I have prayed for Austin to be more social. I have prayed for this for a long time. I prayed for him to have the desire to make friends. I prayed for him to have the courage to open his mouth and talk to others in social situations, instead of being quiet for fear of saying something dumb. I prayed specifically for something to take the place of baseball when he ages out of this league (which is NOW - this spring will be his last baseball season!).
These prayers are all coming true.
And now I'm wondering what I was thinking!!!!!
Ok, I'm really kidding. Mostly. It's just that Austin becoming Mr. Social has opened a whole new set of "stuff" to deal with. And it's really not easy!!
The hardest thing right now, in my opinion, is helping him navigate social media and communication via texting and email. You think it's hard for a kid on the spectrum to understand subtleties in person?? Try online chatting. Or in a text that reads more like a two-year-old got hold of a keyboard and mashed all the buttons. I am so glad he's wanting to interact with folks now, but we have encountered a few times when there have been misunderstandings.
The one good thing about committing a social faux pas via text or Facebook is that we can be actively involved in talking him through the resolution without the individual on the other end knowing! If we were to be hanging out whispering in his ear to coach him out in public, that would look weird. But we can do the equivalent online and nobody knows!
One important lesson we need to work with is to help him to learn not to have the equivalent of a meltdown online. Over the weekend, a misunderstanding occurred with the band.
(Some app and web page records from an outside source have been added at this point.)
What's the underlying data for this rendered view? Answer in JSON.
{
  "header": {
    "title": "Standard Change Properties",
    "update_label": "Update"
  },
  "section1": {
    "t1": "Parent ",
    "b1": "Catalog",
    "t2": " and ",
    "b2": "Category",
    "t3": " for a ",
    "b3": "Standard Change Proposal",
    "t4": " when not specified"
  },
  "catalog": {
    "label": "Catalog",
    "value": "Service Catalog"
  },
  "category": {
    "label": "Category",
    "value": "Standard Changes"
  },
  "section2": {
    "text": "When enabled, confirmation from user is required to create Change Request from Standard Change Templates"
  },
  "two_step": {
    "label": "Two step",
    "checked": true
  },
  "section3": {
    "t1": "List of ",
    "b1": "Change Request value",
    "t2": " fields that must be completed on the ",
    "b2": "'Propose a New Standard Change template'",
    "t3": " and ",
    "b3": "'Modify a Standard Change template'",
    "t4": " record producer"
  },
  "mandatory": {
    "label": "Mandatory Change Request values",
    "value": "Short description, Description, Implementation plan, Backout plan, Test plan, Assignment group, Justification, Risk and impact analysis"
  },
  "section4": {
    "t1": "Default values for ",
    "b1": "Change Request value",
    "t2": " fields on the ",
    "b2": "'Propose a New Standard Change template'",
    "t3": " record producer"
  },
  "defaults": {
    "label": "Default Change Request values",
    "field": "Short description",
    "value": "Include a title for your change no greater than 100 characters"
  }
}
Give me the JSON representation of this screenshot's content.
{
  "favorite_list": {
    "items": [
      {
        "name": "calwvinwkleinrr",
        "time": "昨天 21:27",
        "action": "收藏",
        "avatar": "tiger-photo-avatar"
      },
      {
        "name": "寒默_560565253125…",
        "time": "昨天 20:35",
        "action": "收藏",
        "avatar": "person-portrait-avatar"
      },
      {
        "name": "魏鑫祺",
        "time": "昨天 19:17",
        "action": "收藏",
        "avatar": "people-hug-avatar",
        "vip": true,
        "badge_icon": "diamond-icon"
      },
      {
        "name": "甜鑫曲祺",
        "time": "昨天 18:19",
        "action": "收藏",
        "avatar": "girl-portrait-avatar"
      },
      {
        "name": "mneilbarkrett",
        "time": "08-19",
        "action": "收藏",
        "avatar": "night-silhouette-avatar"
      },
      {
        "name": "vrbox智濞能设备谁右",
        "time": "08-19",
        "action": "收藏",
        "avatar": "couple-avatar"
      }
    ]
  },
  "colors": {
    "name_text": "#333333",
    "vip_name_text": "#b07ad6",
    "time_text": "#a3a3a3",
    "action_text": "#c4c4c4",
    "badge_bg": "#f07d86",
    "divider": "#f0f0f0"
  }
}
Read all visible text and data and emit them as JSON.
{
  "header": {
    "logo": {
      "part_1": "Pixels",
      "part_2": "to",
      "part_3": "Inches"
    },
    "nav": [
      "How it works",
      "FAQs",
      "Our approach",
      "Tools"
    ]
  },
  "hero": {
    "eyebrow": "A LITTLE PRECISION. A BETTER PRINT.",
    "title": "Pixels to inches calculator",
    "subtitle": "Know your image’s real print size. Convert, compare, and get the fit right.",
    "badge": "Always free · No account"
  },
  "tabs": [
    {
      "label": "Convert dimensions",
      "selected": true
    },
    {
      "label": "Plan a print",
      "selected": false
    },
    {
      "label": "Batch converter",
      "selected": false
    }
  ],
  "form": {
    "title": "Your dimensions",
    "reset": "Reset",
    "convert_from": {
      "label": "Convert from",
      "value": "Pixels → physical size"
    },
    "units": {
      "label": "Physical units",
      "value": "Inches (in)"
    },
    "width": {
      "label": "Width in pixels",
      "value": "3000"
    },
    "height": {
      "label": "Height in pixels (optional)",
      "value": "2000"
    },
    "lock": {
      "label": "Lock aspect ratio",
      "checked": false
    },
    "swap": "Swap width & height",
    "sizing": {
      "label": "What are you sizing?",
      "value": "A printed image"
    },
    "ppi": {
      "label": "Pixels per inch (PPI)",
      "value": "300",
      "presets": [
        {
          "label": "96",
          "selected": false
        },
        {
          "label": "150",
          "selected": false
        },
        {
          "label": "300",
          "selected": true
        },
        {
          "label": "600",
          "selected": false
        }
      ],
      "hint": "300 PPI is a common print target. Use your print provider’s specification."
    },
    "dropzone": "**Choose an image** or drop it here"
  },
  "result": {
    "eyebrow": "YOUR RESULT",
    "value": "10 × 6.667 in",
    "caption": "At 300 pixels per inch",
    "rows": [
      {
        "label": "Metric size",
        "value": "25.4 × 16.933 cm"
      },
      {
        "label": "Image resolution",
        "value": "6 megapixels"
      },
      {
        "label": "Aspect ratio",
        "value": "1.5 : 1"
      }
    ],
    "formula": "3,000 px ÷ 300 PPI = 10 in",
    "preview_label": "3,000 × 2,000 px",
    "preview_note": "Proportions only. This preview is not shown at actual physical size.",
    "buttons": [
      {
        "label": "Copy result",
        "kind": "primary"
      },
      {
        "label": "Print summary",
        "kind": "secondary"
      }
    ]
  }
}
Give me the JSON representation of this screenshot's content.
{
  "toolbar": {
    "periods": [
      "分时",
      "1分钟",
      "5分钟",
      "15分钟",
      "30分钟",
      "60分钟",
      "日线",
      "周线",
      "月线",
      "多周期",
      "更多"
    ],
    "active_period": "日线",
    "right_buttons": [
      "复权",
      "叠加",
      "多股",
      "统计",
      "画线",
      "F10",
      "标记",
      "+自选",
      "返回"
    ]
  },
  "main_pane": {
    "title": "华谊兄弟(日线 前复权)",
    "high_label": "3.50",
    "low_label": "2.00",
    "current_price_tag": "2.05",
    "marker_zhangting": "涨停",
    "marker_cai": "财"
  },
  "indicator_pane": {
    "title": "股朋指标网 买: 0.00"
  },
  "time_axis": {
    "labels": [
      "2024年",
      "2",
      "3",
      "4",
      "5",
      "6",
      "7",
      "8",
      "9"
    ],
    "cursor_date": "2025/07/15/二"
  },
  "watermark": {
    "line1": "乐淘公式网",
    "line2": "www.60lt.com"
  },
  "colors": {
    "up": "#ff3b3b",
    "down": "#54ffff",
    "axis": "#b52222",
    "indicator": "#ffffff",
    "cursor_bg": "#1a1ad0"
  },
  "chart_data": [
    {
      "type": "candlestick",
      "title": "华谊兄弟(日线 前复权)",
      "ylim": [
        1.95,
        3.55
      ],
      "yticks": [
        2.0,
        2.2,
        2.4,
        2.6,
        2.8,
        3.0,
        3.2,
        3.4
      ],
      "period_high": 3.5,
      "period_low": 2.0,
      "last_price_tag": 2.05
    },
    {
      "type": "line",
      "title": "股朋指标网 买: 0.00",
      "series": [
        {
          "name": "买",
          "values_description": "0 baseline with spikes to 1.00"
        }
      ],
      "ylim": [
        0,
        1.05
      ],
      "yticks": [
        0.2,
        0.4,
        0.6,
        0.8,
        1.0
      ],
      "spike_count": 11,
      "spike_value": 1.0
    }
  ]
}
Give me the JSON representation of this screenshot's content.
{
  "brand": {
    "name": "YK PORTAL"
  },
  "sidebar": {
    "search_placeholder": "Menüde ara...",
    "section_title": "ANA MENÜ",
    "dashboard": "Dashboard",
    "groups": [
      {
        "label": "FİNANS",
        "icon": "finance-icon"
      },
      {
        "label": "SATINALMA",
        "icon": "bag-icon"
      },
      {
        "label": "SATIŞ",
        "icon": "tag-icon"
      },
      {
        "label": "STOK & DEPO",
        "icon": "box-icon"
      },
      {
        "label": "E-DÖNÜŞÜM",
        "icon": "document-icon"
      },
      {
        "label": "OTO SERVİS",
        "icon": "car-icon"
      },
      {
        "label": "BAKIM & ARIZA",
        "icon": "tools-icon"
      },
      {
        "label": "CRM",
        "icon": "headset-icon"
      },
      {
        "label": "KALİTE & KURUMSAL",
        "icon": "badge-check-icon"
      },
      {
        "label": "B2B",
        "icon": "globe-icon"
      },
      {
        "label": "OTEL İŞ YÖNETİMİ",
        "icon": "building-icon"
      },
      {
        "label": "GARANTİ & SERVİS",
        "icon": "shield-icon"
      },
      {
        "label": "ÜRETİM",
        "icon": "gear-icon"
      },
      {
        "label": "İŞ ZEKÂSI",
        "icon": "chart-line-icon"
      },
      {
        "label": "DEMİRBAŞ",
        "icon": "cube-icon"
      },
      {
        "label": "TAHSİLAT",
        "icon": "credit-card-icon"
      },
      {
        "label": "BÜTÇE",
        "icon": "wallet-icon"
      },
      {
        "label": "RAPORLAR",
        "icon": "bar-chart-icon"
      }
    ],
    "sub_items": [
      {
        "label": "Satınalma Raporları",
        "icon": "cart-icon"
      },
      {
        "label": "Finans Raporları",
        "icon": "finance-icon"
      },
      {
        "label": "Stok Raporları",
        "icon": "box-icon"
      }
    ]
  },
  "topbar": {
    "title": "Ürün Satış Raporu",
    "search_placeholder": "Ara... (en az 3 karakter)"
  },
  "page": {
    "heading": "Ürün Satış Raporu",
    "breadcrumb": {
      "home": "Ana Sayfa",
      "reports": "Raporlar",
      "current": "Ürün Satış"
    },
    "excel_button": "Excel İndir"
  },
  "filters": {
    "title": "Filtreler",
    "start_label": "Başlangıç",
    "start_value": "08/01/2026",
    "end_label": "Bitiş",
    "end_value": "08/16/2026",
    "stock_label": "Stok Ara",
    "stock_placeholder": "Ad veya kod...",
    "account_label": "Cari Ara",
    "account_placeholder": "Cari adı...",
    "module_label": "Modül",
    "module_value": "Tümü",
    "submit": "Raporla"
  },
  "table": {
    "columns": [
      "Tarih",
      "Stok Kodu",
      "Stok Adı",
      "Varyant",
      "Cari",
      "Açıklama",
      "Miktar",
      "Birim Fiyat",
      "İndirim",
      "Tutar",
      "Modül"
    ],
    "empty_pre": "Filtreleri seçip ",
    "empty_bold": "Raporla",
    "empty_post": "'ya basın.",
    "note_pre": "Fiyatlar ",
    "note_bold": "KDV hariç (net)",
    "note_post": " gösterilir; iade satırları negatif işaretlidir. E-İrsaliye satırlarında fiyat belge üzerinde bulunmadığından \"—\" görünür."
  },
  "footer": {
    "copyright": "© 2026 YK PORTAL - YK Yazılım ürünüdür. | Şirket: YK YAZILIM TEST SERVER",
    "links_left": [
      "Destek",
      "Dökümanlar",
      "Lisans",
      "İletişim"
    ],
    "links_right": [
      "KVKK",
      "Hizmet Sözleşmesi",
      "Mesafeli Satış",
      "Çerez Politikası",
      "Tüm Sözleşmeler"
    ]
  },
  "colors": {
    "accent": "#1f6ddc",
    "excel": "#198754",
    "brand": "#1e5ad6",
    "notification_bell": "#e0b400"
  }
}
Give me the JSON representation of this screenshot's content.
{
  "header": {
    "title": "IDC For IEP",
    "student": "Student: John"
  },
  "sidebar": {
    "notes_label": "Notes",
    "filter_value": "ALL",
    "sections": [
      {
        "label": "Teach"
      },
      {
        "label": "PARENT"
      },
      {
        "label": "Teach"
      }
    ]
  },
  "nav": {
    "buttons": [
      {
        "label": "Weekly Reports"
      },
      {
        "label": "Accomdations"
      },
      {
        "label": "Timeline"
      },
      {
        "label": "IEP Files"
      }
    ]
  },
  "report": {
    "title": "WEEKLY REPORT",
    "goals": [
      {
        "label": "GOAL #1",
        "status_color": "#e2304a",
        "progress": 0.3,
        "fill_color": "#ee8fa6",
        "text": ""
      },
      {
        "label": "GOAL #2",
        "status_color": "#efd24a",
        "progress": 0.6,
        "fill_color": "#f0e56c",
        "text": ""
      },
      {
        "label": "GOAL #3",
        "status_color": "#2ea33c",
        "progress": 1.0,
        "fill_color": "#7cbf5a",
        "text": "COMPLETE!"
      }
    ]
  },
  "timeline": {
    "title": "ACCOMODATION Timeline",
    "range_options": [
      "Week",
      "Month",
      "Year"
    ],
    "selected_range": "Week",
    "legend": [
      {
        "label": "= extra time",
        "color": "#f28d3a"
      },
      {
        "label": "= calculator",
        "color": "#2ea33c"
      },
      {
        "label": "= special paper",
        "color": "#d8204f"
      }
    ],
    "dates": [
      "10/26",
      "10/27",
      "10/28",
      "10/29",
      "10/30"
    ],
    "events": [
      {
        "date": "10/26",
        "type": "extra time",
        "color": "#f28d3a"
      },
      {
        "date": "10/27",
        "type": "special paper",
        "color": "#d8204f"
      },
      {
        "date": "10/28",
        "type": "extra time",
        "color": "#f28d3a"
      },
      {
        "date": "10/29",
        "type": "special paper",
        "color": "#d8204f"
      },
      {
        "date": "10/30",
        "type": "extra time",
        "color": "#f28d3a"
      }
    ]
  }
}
Austin got very, very upset because the misunderstanding was basically his fault - and he was suffering the repercussions from both the guys in the band and from us. He was in the middle of something that was his fault, and he started taking it out on them via online messages and on us via his mouth. One big change in Austin is his growing ability to relax and think under pressure, aka "mid meltdown". It used to be that during an episode you just had to leave him alone, for a long time, until he calmed down. Now, he doesn't need nearly as much time, but you can also approach him calmly and he is willing to listen and to evaluate the situation. That's hard even for people not on the Spectrum. In the end, we were all able to work together to resolve the situation. He apologized to the guys in the band for his screw-up, and everything was fine after that. He was visibly relieved and relaxed. And so were we!
Navigating social media is a challenge for everyone, I think. And we as parents are really at a disadvantage because we didn't have to deal with this when we were teens. But I wouldn't trade his desire to interact with other teens for all of the challenges!